### REQUIRED WORK
Collect every line in the records below that contains the word "title".

### EXERCISE DATA

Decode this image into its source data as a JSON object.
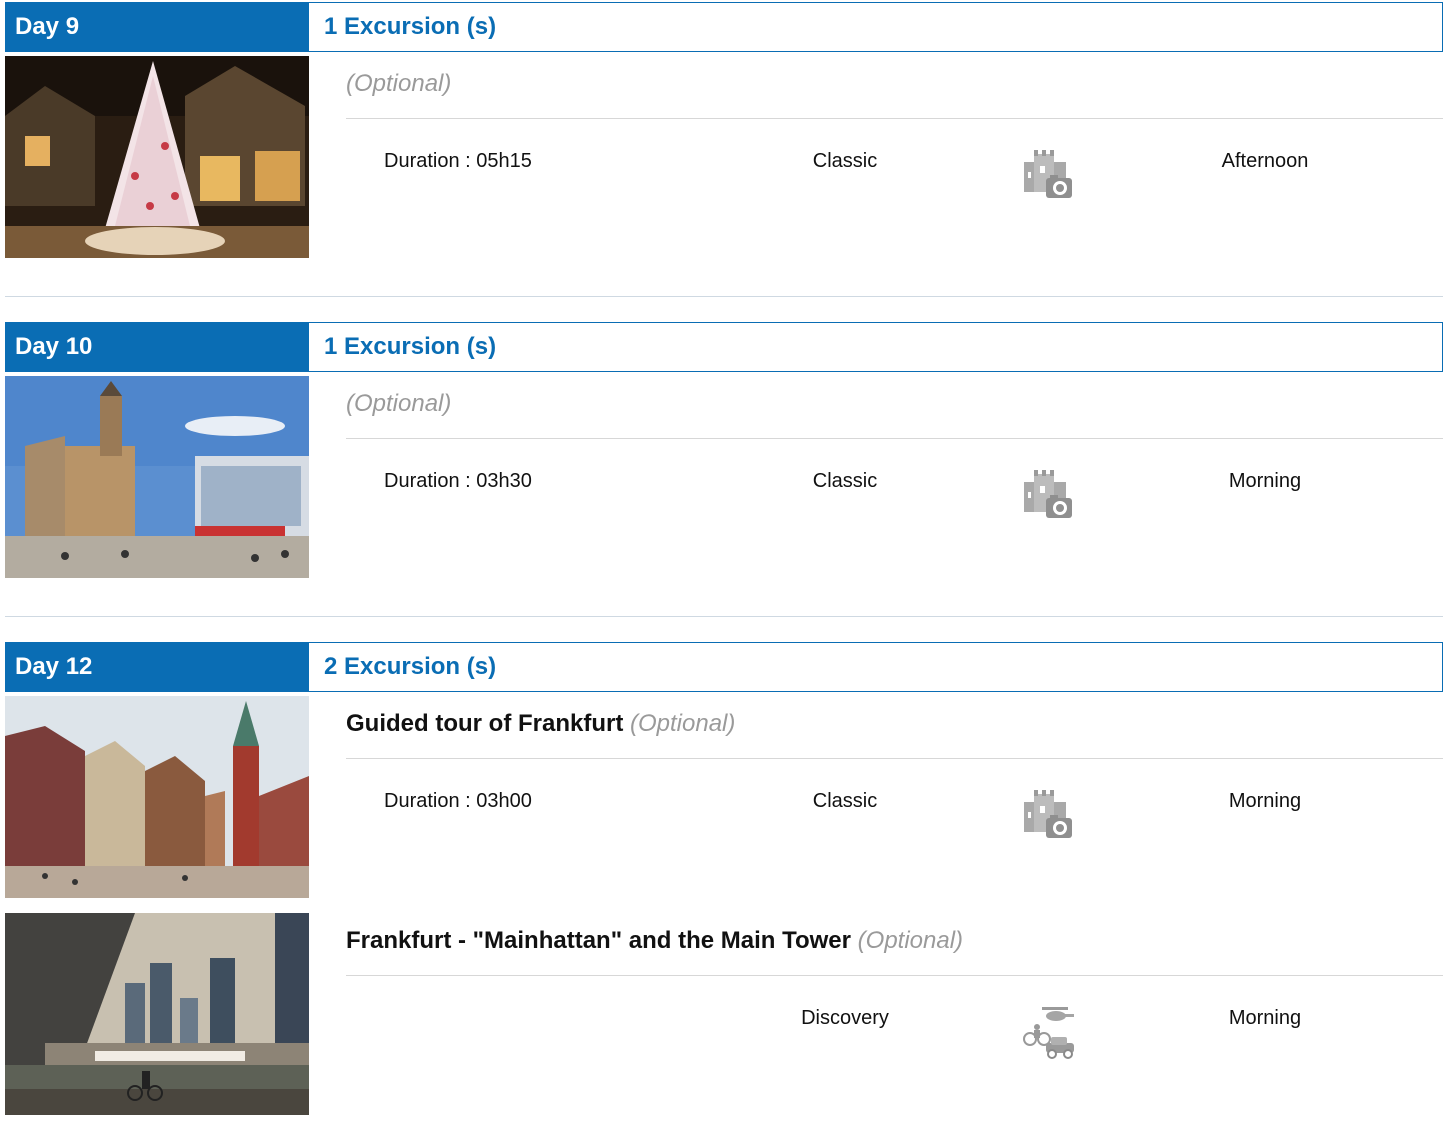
{
  "colors": {
    "accent": "#0a6db4",
    "optional_text": "#9a9a9a"
  },
  "days": [
    {
      "day_label": "Day 9",
      "excursions_label": "1 Excursion (s)",
      "excursions": [
        {
          "title": "",
          "optional": "(Optional)",
          "duration": "Duration : 05h15",
          "category": "Classic",
          "icon": "castle-photo-icon",
          "time": "Afternoon",
          "photo": "christmas-market-tree"
        }
      ]
    },
    {
      "day_label": "Day 10",
      "excursions_label": "1 Excursion (s)",
      "excursions": [
        {
          "title": "",
          "optional": "(Optional)",
          "duration": "Duration : 03h30",
          "category": "Classic",
          "icon": "castle-photo-icon",
          "time": "Morning",
          "photo": "town-square"
        }
      ]
    },
    {
      "day_label": "Day 12",
      "excursions_label": "2 Excursion (s)",
      "excursions": [
        {
          "title": "Guided tour of Frankfurt",
          "optional": "(Optional)",
          "duration": "Duration : 03h00",
          "category": "Classic",
          "icon": "castle-photo-icon",
          "time": "Morning",
          "photo": "romerberg"
        },
        {
          "title": "Frankfurt - \"Mainhattan\" and the Main Tower",
          "optional": "(Optional)",
          "duration": "",
          "category": "Discovery",
          "icon": "transport-activity-icon",
          "time": "Morning",
          "photo": "frankfurt-skyline"
        }
      ]
    }
  ]
}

### EXERCISE ANSWER
          "title": "",
          "title": "",
          "title": "Guided tour of Frankfurt",
          "title": "Frankfurt - \"Mainhattan\" and the Main Tower",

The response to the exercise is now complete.